[Material provided Boundary: Start]
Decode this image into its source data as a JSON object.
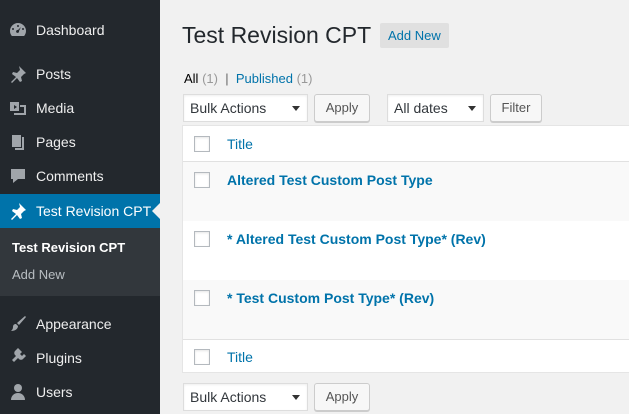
{
  "sidebar": {
    "items": [
      {
        "label": "Dashboard",
        "icon": "dashboard-icon"
      },
      {
        "label": "Posts",
        "icon": "pin-icon"
      },
      {
        "label": "Media",
        "icon": "media-icon"
      },
      {
        "label": "Pages",
        "icon": "pages-icon"
      },
      {
        "label": "Comments",
        "icon": "comment-icon"
      },
      {
        "label": "Test Revision CPT",
        "icon": "pin-icon"
      },
      {
        "label": "Appearance",
        "icon": "paintbrush-icon"
      },
      {
        "label": "Plugins",
        "icon": "plug-icon"
      },
      {
        "label": "Users",
        "icon": "user-icon"
      }
    ],
    "submenu": {
      "active": "Test Revision CPT",
      "add_new": "Add New"
    },
    "colors": {
      "background": "#23282d",
      "current": "#0073aa",
      "submenu": "#32373c"
    }
  },
  "header": {
    "title": "Test Revision CPT",
    "add_new": "Add New"
  },
  "filters": {
    "all_label": "All",
    "all_count": "(1)",
    "separator": "|",
    "published_label": "Published",
    "published_count": "(1)"
  },
  "tablenav_top": {
    "bulk_actions": "Bulk Actions",
    "apply": "Apply",
    "dates": "All dates",
    "filter": "Filter"
  },
  "table": {
    "column_title": "Title",
    "rows": [
      {
        "title": "Altered Test Custom Post Type"
      },
      {
        "title": "* Altered Test Custom Post Type* (Rev)"
      },
      {
        "title": "* Test Custom Post Type* (Rev)"
      }
    ],
    "footer_title": "Title"
  },
  "tablenav_bottom": {
    "bulk_actions": "Bulk Actions",
    "apply": "Apply"
  }
}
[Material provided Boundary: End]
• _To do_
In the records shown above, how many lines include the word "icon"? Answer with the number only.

• _Your solution_
9